START Available records
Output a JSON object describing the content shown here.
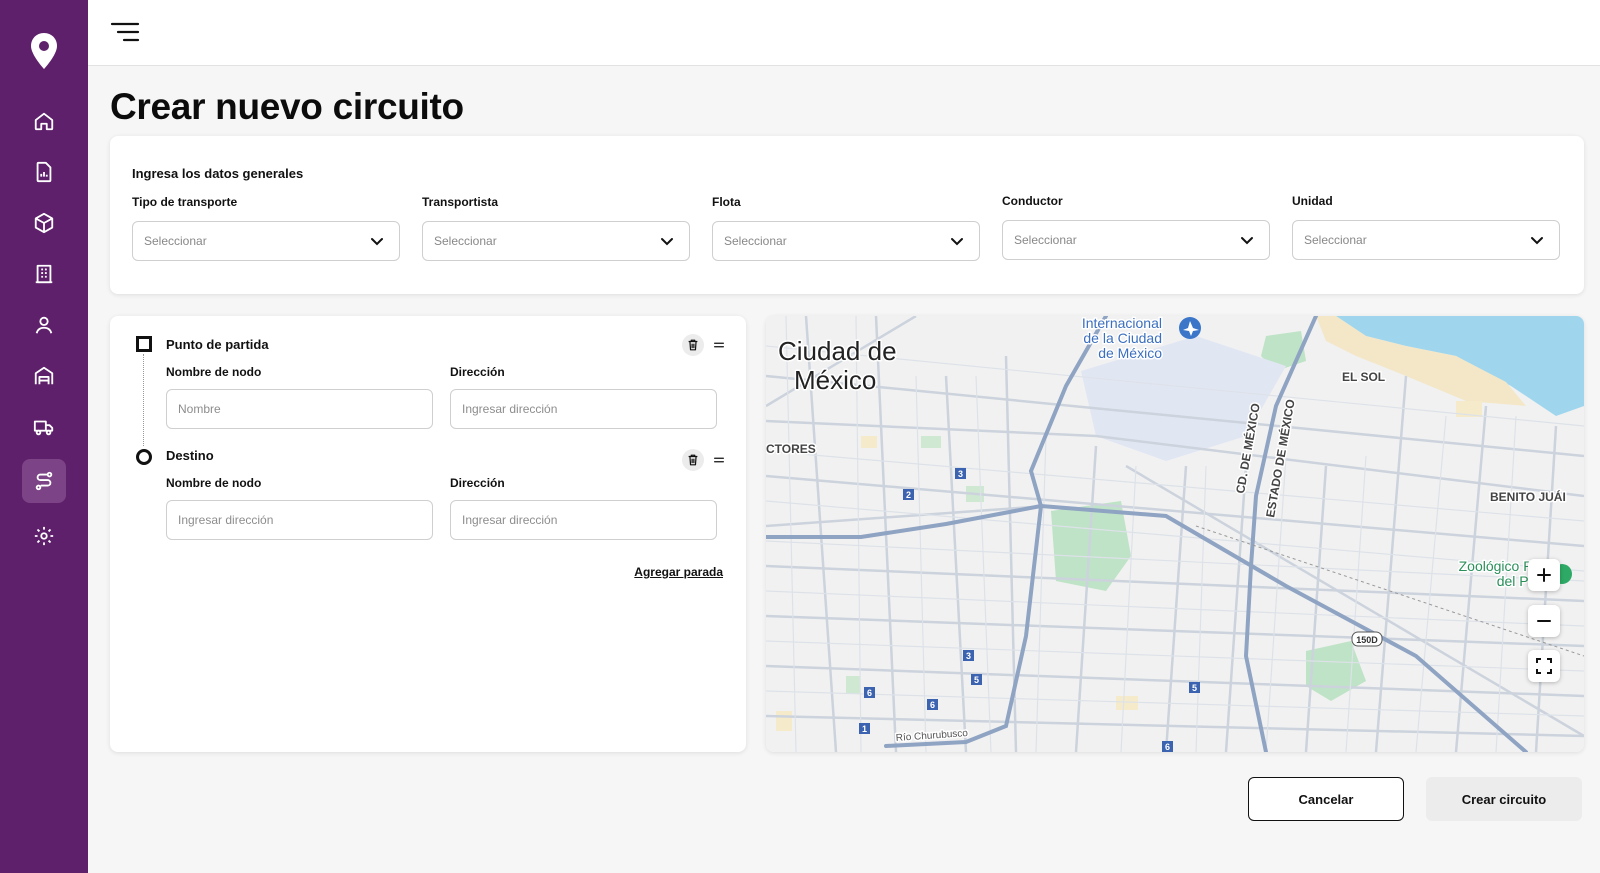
{
  "page": {
    "title": "Crear nuevo circuito"
  },
  "sidebar": {
    "items": [
      {
        "name": "home",
        "icon": "home-icon"
      },
      {
        "name": "reports",
        "icon": "report-document-icon"
      },
      {
        "name": "packages",
        "icon": "package-icon"
      },
      {
        "name": "buildings",
        "icon": "building-icon"
      },
      {
        "name": "users",
        "icon": "user-icon"
      },
      {
        "name": "warehouse",
        "icon": "warehouse-icon"
      },
      {
        "name": "fleet",
        "icon": "delivery-truck-icon"
      },
      {
        "name": "routes",
        "icon": "route-icon",
        "active": true
      },
      {
        "name": "settings",
        "icon": "gear-icon"
      }
    ]
  },
  "general": {
    "section_title": "Ingresa los datos generales",
    "fields": [
      {
        "label": "Tipo de transporte",
        "placeholder": "Seleccionar"
      },
      {
        "label": "Transportista",
        "placeholder": "Seleccionar"
      },
      {
        "label": "Flota",
        "placeholder": "Seleccionar"
      },
      {
        "label": "Conductor",
        "placeholder": "Seleccionar"
      },
      {
        "label": "Unidad",
        "placeholder": "Seleccionar"
      }
    ]
  },
  "route": {
    "stops": [
      {
        "title": "Punto de partida",
        "name_label": "Nombre de nodo",
        "name_placeholder": "Nombre",
        "address_label": "Dirección",
        "address_placeholder": "Ingresar dirección"
      },
      {
        "title": "Destino",
        "name_label": "Nombre de nodo",
        "name_placeholder": "Ingresar dirección",
        "address_label": "Dirección",
        "address_placeholder": "Ingresar dirección"
      }
    ],
    "add_stop_label": "Agregar parada"
  },
  "map": {
    "labels": {
      "city_line1": "Ciudad de",
      "city_line2": "México",
      "airport_line1": "Internacional",
      "airport_line2": "de la Ciudad",
      "airport_line3": "de México",
      "el_sol": "EL SOL",
      "ctores": "CTORES",
      "cd_mexico": "CD. DE MÉXICO",
      "estado_mexico": "ESTADO DE MÉXICO",
      "benito": "BENITO JUÁI",
      "zoo_line1": "Zoológico Parc",
      "zoo_line2": "del Pueb",
      "river": "Río Churubusco",
      "highway": "150D"
    },
    "metro_badges": [
      "3",
      "2",
      "3",
      "5",
      "6",
      "6",
      "1",
      "5",
      "6"
    ],
    "colors": {
      "road": "#ccd3dd",
      "highway": "#8fa3c3",
      "park": "#bfe3c6",
      "water": "#9fd6ee",
      "base": "#f1f1f1"
    }
  },
  "actions": {
    "cancel_label": "Cancelar",
    "create_label": "Crear circuito"
  },
  "colors": {
    "sidebar": "#5e1f6b",
    "sidebar_active": "#7c4486"
  }
}
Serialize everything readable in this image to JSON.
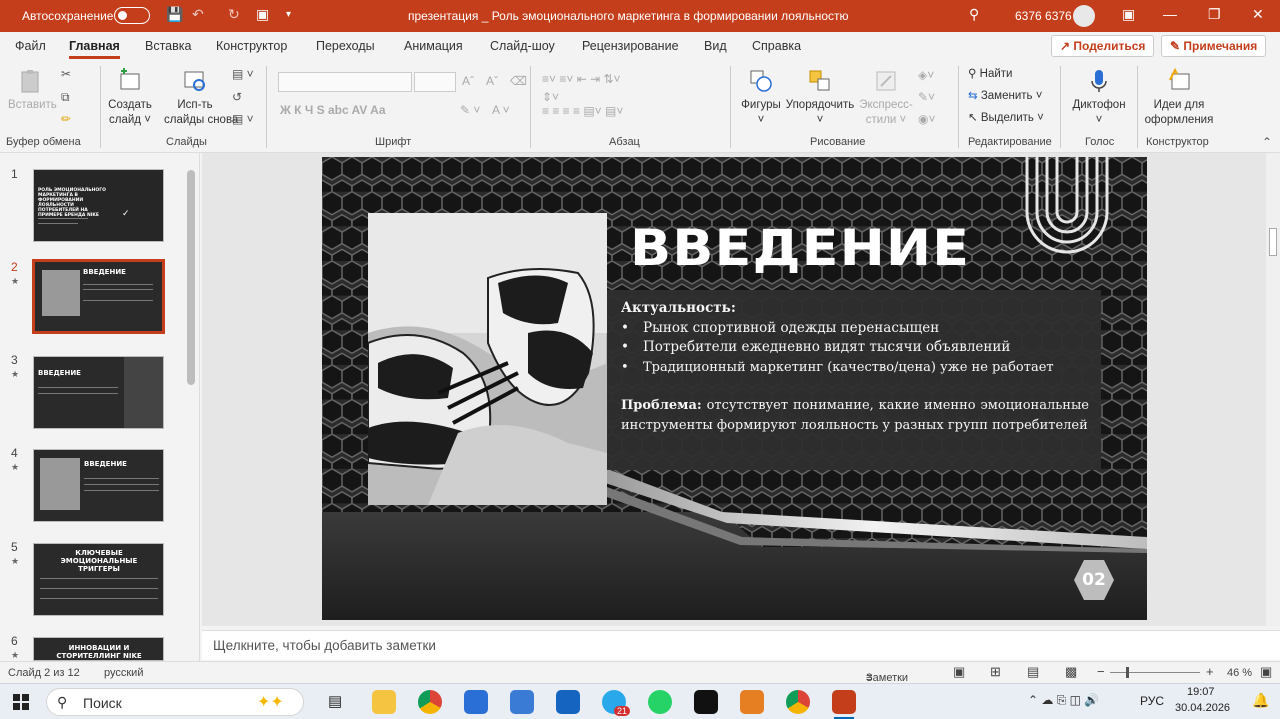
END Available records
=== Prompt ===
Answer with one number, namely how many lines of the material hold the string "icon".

=== Exercise output ===
9